DVD: While never intended for this, most DVD mastering programs allow for the use of 5.1 surround sound audio. This can, with some creativity, give you six discrete channels of audio which means you can mix them just like a traditional sound source (also known as a human). Channel One is click, channels two and three: stereo keys, channel four: backing vox, channel five can be your sub sources--kick drum and bass. And you still have one track left to burn. Knock yourself out.
LIVE TRACKING SOFTWARE: Software programs like Ableton Live and Reason have come a long way in the past 10 years and are specifically targeted towards live use. Connect MIDI controllers to trigger either sounds or particular tracks, and it's just like you've combined a DJ with your band. You might even consider hiring a tech geek friend to join your band as software DJ and master button pusher, leaving you to worry about your live performance.

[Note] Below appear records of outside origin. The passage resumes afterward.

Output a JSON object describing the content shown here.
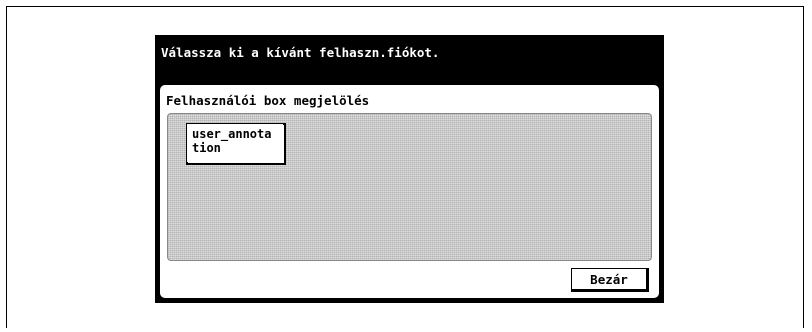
{
  "message_bar": {
    "text": "Válassza ki a kívánt felhaszn.fiókot."
  },
  "panel": {
    "title": "Felhasználói box megjelölés",
    "boxes": [
      {
        "label": "user_annotation"
      }
    ],
    "close_label": "Bezár"
  },
  "colors": {
    "message_bar_bg": "#000000",
    "message_bar_text": "#ffffff",
    "box_area_pattern": "#c8c8c8",
    "button_bg": "#ffffff"
  }
}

You can also use pretty much any DAW (digital audio workstation - i.e., home recording), like ProTools, Cubase, or Presonus' new Studio One software on a laptop as your tracks. Keep in mind that you'll probably need to buy a digital mixer that is equipped with a USB or Firewire port in order to get those tracks from your laptop to different places or people in a separated way on a stage. Certain I/O (in/out) boxes for digital recording may also be used for that purpose. If you're going this route, you'll also need to employ the help of a qualified recording engineer to create the tracks for you if you have no experience with the program. Learning DAW software is a complex and time consuming process, so before you spend a ton of money on it, do your research to figure out what it will entail for you. This option is basically great for tech geeks who aren't afraid to get their hands and brains dirty with a lot of equipment, connections, and extra work.
DJ MEDIA PLAYERS: These new players, like the Stanton CMP.800 that blogger Shaun DeGraff recently reviewed for us, are a new and interesting option for integrating tracks into your live setup. They allow you to connect either a flash drive or hard drive with media files for playback and load those tracks into a playlist - kind of like an iPod on steroids.

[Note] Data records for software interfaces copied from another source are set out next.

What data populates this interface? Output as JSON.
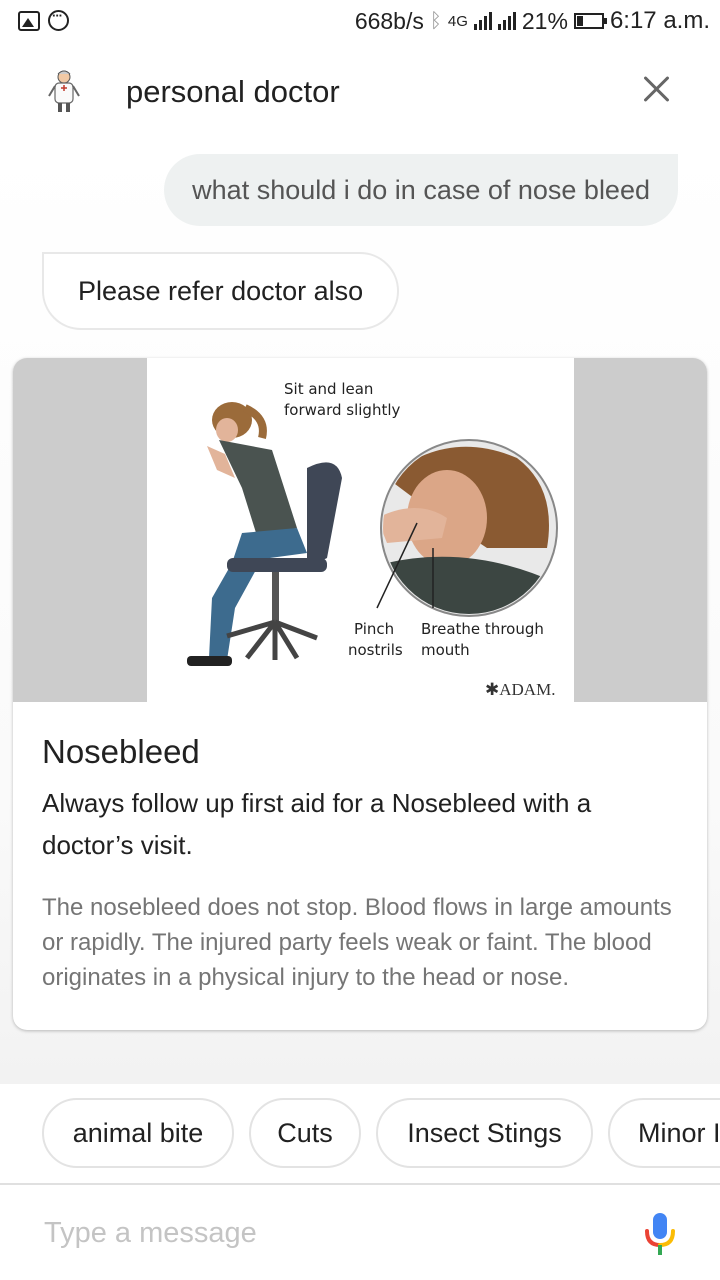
{
  "status_bar": {
    "speed": "668b/s",
    "network": "4G",
    "battery": "21%",
    "time": "6:17 a.m.",
    "icons": [
      "image-notification-icon",
      "chat-notification-icon",
      "bluetooth-icon",
      "signal-icon",
      "battery-icon"
    ]
  },
  "header": {
    "title": "personal doctor",
    "avatar_icon": "doctor-avatar",
    "close_icon": "close-icon"
  },
  "messages": {
    "user": "what should i do in case of nose bleed",
    "bot": "Please refer doctor also"
  },
  "card": {
    "image": {
      "label_sit": [
        "Sit and lean",
        "forward slightly"
      ],
      "label_pinch": [
        "Pinch",
        "nostrils"
      ],
      "label_breathe": [
        "Breathe through",
        "mouth"
      ],
      "brand": "ADAM."
    },
    "title": "Nosebleed",
    "subtitle": "Always follow up first aid for a Nosebleed with a doctor’s visit.",
    "description": "The nosebleed does not stop. Blood flows in large amounts or rapidly. The injured party feels weak or faint. The blood originates in a physical injury to the head or nose."
  },
  "chips": [
    "animal bite",
    "Cuts",
    "Insect Stings",
    "Minor I"
  ],
  "input": {
    "placeholder": "Type a message",
    "mic_icon": "microphone-icon"
  },
  "colors": {
    "user_bubble": "#eef1f1",
    "card_media_bg": "#cccccc",
    "muted_text": "#757575",
    "mic_blue": "#4285f4",
    "mic_red": "#ea4335",
    "mic_yellow": "#fbbc05",
    "mic_green": "#34a853"
  }
}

The biggest challenge: you won't be able to separate the click, so you'll have to come up with creative ways inside the track itself for you or your band to lock into it. Impossible?
Live2Play blogger, Andrea Bensmiller, is currently working with the Stanton SCS.4DJ to do just this and will be reporting back on how the process works.
Whichever method you choose, we can't emphasize enough the need for practice with your tracks. Working with tracks is just like working with a band onstage - things can go wrong, and either the drummer or the band losing contact with the track can quickly translate into big ole trainwreck. So...DO IT RIGHT. Practice, practice, practice.